Newspaper stories and rumors about Frank Sinatra’s connections to the mob dog his life like a dark shadow.
“Sure, I knew some of those guys,” he once told writer Pete Hamill. “I spent a lot of time in saloons. And saloons are not run by the Christian Brothers. There were a lot of guys around, and they came out of Prohibition, and they ran pretty good saloons.
“I was a kid. I worked in the places that were open. They paid you, and the checks didn’t bounce. I didn’t meet any Nobel Prize winners in saloons. But if Francis of Assisi was a singer and worked in saloons, he would’ve met the same guys.”
A 1947 trip to Havana made headlines when he was photographed with deported Mafioso Lucky Luciano. “I was brought up to shake a man’s hand when I am introduced to him, without first investigating his past,” Sinatra explained.
Later, he was photographed backstage at the Westchester Premier Theater with mob boss Carlo Gambino.
Sinatra’s handshaking grabbed the attention of the U.S. Dept. of Justice. Their surveillance had Sinatra in contact with 10 of the country’s heavy hoods, according to a 19-page memo dated 1962. Despite FBI probes, a 1980 federal grand jury investigation, and a subpoenaed appearance before a Senate crime committee that eventually ended up apologizing to him, Sinatra was never indicted or convicted of any crime.
But the script of CBS’ “Sinatra” biopic that he personally approved makes no bones about his associations. When his Havana trip with Joe Fischetti and meeting with Luciano hits the papers, he defends himself, “I grew up in Little Italy, Hoboken, New Jersey, with Joe Fischetti and half these other monkeys.”
Giancana was the mob boss in Chicago, Al Capone’s former driver.
According to the script, during the 1960 election campaign Joseph Kennedy tells Sinatra, “We need a boost from our friends in Chicago who control the unions.
“They could win this race for us. But Jack Kennedy can’t be involved.
“It all must be arranged as a favor to Sinatra.”
Sinatra plays golf with Giancana. The Chicago mob boss agrees to help Kennedy in the West Virginia primary, adding, “And tell his old man I said hello.”
But after the election, attorney general Robert Kennedy began cracking down on organized crime. Again, according to the script, the Chicago gang feels betrayed, since their support in West Virginia and Illinois had been the 120,000 -vote margin that put Kennedy in the White House.
One, Johnny Formosa, wants to whack Sinatra as a signal to Kennedy, but Giancana says, “You let me take care of Sinatra.”
At Robert Kennedy’s insistence, the President, on a vacation in Palm Springs, snubbed Sinatra, who had prepared his palatial home especially for the visit. Instead, President Kennedy was the guest of Bing Crosby, a lifelong Republican. Sinatra was devastated and enraged.
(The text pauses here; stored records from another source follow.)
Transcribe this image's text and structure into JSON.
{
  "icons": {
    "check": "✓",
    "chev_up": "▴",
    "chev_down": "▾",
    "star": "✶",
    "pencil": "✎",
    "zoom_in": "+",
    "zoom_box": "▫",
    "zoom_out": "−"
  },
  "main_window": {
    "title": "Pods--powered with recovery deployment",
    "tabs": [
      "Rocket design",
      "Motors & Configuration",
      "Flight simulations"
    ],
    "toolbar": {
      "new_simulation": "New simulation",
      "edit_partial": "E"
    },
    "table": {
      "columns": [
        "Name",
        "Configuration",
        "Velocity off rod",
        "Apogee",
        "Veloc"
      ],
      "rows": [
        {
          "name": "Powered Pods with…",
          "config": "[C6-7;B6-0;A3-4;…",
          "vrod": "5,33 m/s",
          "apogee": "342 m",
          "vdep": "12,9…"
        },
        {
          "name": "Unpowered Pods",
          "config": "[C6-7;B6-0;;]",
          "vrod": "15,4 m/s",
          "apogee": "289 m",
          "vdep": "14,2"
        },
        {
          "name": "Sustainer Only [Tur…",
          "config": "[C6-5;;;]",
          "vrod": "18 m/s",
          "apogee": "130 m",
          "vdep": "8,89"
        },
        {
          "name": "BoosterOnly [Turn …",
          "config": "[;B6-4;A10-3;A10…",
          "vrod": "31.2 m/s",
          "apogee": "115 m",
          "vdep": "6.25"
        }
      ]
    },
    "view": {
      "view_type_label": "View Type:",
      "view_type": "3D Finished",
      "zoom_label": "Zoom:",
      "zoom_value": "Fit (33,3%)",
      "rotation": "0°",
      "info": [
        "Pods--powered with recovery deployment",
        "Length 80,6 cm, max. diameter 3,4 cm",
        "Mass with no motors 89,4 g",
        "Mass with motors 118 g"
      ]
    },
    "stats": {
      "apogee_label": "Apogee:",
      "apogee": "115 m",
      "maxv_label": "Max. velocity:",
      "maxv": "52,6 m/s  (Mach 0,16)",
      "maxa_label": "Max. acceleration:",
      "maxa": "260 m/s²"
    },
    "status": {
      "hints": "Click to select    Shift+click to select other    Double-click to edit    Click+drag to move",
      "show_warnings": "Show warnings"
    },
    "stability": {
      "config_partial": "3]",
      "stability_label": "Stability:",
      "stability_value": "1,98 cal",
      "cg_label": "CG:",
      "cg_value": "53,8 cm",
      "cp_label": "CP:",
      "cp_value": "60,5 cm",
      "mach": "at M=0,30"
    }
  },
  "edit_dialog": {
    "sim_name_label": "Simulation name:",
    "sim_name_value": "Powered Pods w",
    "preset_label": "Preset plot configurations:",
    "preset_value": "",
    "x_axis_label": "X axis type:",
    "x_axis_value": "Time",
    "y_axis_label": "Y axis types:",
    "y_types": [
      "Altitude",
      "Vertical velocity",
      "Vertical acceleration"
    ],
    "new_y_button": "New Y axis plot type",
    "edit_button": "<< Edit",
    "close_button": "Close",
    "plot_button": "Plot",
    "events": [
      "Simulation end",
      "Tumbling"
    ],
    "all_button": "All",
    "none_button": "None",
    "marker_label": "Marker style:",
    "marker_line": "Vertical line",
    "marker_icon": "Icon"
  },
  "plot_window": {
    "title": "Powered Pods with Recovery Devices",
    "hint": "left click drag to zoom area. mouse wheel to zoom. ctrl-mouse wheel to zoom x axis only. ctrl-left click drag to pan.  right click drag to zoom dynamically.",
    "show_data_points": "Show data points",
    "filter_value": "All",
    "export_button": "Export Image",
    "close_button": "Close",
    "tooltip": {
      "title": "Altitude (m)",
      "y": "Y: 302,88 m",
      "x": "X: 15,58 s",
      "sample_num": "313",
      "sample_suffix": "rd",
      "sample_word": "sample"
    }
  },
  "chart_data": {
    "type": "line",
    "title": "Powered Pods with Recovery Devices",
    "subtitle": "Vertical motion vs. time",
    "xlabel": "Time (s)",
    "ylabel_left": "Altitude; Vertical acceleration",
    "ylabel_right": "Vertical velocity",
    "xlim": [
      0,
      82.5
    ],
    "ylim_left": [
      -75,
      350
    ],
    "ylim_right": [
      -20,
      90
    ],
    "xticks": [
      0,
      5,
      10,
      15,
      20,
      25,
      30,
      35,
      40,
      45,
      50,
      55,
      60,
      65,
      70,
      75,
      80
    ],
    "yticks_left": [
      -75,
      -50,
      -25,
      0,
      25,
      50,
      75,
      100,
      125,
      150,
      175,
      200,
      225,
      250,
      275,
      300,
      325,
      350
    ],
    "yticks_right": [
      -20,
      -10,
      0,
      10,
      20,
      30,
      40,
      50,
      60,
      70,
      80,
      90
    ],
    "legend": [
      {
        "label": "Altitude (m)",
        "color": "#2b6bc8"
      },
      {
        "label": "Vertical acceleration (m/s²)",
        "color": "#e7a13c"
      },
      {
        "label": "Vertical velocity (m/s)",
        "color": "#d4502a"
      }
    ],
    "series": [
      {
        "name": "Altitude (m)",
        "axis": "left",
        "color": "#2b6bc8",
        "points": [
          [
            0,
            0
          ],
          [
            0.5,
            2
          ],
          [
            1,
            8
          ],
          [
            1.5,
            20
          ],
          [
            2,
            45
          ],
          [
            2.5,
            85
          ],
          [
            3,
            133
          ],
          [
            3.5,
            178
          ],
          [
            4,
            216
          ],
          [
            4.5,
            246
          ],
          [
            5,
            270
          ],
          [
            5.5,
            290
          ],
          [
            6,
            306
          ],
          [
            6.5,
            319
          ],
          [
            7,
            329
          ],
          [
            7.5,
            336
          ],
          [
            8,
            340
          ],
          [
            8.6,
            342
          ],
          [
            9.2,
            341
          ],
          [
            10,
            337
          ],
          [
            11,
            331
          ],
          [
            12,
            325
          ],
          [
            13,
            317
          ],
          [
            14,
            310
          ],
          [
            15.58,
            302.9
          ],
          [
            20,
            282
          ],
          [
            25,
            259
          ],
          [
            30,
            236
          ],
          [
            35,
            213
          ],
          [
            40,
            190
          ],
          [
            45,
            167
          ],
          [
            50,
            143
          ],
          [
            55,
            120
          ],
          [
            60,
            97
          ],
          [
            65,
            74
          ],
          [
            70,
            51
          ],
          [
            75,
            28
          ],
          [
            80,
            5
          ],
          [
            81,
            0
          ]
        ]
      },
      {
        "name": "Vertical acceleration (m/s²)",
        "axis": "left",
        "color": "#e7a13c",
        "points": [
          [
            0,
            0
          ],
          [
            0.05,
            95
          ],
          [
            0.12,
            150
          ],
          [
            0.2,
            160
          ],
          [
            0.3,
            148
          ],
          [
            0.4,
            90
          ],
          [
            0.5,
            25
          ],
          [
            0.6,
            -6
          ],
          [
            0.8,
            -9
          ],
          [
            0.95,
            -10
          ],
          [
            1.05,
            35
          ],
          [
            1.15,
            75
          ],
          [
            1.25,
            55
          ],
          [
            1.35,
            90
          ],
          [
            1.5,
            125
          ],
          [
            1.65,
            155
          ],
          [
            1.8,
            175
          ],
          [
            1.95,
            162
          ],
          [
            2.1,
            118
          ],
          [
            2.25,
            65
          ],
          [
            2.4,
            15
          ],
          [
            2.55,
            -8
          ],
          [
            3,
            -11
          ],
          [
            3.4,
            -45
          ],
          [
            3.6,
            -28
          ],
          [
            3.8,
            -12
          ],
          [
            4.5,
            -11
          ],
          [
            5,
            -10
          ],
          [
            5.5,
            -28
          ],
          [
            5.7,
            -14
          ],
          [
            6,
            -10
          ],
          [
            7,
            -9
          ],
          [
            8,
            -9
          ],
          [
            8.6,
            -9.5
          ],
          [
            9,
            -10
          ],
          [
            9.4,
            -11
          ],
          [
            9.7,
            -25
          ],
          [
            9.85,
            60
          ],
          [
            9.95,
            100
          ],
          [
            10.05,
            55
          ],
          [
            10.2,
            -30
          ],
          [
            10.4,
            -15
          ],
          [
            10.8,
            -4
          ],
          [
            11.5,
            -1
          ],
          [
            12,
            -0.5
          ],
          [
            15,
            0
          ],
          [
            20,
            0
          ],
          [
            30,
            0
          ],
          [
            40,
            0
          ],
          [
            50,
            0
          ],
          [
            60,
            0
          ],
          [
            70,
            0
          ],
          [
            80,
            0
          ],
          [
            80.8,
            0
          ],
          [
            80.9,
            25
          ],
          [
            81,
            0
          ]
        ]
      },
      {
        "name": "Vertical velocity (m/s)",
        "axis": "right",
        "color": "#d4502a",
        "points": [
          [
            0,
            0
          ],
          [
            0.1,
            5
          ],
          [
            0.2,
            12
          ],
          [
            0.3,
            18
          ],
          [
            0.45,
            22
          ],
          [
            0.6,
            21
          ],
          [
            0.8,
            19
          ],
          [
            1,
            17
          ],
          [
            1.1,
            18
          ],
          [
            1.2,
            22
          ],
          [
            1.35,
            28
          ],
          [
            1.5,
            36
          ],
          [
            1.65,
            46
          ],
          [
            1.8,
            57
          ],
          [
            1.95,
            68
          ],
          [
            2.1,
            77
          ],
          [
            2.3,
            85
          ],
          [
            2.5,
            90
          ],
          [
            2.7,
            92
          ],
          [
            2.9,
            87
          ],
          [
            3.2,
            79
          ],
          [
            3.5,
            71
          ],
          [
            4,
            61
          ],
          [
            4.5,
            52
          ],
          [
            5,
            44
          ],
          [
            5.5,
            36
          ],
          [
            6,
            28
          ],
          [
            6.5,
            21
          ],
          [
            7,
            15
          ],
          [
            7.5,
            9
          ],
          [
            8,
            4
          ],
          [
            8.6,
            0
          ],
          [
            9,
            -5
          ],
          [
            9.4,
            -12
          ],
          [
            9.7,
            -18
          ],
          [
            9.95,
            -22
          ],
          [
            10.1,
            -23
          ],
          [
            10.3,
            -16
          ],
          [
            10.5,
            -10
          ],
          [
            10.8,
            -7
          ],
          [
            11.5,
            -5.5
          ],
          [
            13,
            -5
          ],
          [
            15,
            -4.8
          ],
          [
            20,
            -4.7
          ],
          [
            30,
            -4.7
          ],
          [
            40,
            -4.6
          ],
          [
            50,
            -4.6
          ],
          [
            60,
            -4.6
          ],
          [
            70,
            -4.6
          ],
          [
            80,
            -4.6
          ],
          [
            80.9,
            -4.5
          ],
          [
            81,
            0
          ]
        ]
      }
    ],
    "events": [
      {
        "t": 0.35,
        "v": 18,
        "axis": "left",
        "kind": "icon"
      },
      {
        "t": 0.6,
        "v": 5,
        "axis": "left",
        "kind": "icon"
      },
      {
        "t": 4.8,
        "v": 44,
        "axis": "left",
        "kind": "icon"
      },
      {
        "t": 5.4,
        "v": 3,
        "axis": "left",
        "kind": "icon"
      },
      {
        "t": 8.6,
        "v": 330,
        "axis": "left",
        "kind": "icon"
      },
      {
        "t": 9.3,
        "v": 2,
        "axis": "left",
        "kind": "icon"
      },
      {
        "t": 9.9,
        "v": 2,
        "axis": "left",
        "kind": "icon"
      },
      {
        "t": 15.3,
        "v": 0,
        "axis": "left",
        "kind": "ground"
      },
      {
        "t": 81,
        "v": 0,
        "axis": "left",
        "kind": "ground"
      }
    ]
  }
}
In 1962, Sinatra, Dean Martin and Sammy Davis Jr. played a special unpaid engagement at the Villa Venice, a club Giancana owned northwest of Chicago, an appearance the FBI later investigated. A scene cut from the TV show clearly indicates “two shows a night, for as long as Giancana wants, at zero dollars a show,” to bail out Sinatra.
By then Sinatra owned the Cal-Neva Lodge in Lake Tahoe. In 1963, the Nevada Gaming Control Board charged that Giancana had been a weeklong guest. The known criminal’s presence was cause enough to revoke the casino’s gambling license. Rather than fight the revocation order, Sinatra sold his interest in the club.
A decade later in Chicago Giancana was murdered in his home.
“It doesn’t matter anymore, does it?” Sinatra once told a reporter who asked about his mob connections. “Most of the guys I knew, or met, are dead.”